The Dakota County Historical Society’s latest newsletter includes an article about the Minnesota county in 1863. The article touches on regional conflicts with Native Americans, and among the illustrations is a photograph of William Crooks from my collection. Crooks served as the colonel of the Sixth Minnesota Infantry. In this excerpt, Col. Crooks toasts Gen. Henry Hastings Sibley. The toast was recounted by a correspondent for the St. Paul Pioneer with the nom de plume INVALIDE:
To the far west of Dakota County, Sibley’s Indian Expedition was encamped at Camp Hayes at the “Great Bend” of the Sheyenne River during the Fourth of July. That evening, as reported by INVALIDE, Sibley and his staff as well as the field and staff officers of the different regiments of the Expedition, were invited to dine together at the headquarters’ mess tent. Colonel Crooks offered a toast to the health of the Brigadier General Commanding. Sibley replied saying: “I trust there is no gentleman present, or in this camp who would shrink from any sacrifice needed to accomplish the proposed objects of this expedition. For myself, I am not only willing to make any personal sacrifice, but am determined so far as I am concerned. I will endeavor to execute to the utmost of my ability, the important trusts developed to me. I shall take no backward step that I can avoid, until I secure Little Crow and his band of murderers.”
No one knew at the celebratory dinner, or could have known, that Little Crow had been shot and had bled to death the day before in Minnesota. Sibley would not have his prize.”
I’m overwhelmed by the generosity and kindness of the fine team at Reynolds who made last night’s book talk a reality. Heartfelt thanks to Lisa, Ashley, and especially my good friend Ghazala Hashmi (pictured here). The friendship Ghazala and I share extends all the way back to high school, and I’m so happy to reconnect with her after so many years. She and I caught up over dinner at a local Thai restaurant before the talk.

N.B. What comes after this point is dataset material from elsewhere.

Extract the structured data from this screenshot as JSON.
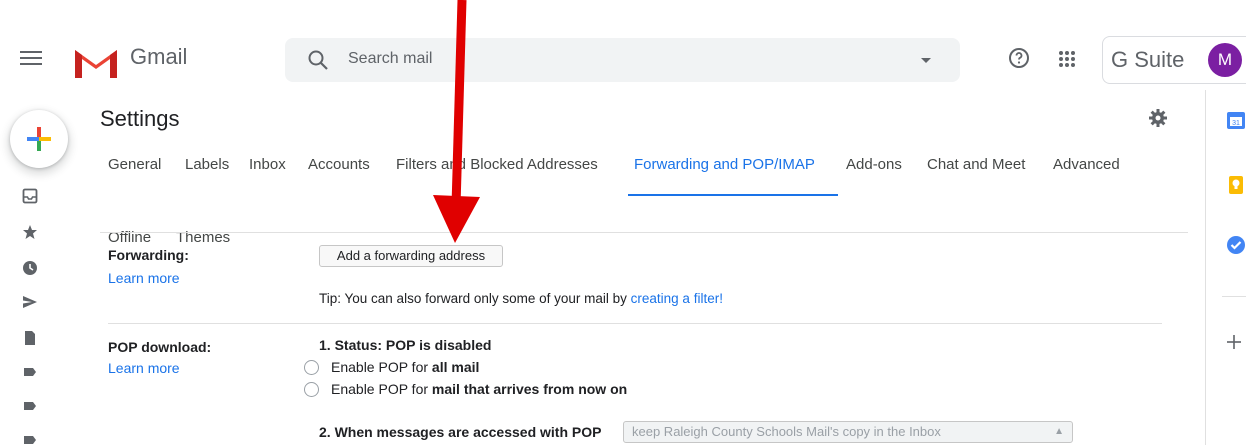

The event took place in the Massey Library auditorium on campus and was well attended. I was delighted to see a number of young faces in the audience, and applaud the teacher who gave one group of high school students extra credit for attending the presentation. I was also impressed with the raffle—four copies of “African American Faces of the Civil War” were given away, and another four copies of the book written by the author who will appear at the next event. In all the talks I’ve participated in, the book raffle is a first.

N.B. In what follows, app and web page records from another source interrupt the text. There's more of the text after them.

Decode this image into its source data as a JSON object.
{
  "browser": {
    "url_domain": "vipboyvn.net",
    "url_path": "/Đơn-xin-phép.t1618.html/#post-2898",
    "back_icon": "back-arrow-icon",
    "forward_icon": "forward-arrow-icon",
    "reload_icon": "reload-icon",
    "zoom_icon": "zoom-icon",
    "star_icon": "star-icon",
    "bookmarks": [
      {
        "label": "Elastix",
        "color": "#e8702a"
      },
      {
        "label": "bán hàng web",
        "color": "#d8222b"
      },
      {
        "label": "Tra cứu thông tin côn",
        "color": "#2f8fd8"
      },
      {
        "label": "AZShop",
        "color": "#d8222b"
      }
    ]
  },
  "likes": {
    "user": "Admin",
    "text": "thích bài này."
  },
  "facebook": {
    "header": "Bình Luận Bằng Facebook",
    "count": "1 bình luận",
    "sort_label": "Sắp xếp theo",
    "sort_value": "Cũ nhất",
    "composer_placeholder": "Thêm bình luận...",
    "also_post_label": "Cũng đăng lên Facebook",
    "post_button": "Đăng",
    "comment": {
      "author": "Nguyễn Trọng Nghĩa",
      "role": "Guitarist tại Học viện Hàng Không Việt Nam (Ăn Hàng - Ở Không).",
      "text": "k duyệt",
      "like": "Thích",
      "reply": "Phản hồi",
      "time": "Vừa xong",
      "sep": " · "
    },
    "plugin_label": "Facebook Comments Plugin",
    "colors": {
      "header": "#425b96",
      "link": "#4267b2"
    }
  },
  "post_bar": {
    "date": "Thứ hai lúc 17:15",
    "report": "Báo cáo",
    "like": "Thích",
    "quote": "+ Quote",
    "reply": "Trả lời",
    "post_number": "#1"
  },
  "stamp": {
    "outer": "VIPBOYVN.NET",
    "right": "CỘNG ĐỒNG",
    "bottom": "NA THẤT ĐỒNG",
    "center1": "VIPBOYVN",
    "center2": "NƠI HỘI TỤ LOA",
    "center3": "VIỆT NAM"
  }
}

All of this happened on my birthday, and at the end of the presentation, event coordinator Lisa Bishop stepped up to the podium and asked everyone to wish me a happy birthday on the count of three. That was icing on the cake!
After the event, we all walked out into the lobby of the library for refreshments and a book signing. I met and signed books for a number of attendees, including Wendell, a teacher who planned to use the book in his class.
The exploits of Col. Joshua Lawrence Chamberlain and his Twentieth Maine Infantry at Gettysburg are well known among those with an active interest in the Civil War. Far less known however is the story of another Maine unit, the Sixth Battery, First Light Artillery, and its role in stopping the Confederate juggernaut in the vicinity of the Peach Orchard about the same time Chamberlain and his troops were fighting nearby on Little Round Top.
The story of Lt. William H. Rogers and the rest of his battery at Gettysburg is the subject of my latest “Faces of War” column in the Civil War News.
The fighting in the vicinity of the Peach Orchard during the second day of the Battle of Gettysburg was a Union artilleryman’s nightmare. Advancing Confederates had torn into the poorly positioned Union Third Corps and ripped it to shreds. The destruction of the federal line at this critical point uncovered a wide a dangerous gap in their front. Onrushing rebels plunged into the void and drove shattered ranks of federal infantry back, leaving artillery batteries unsupported and exposed.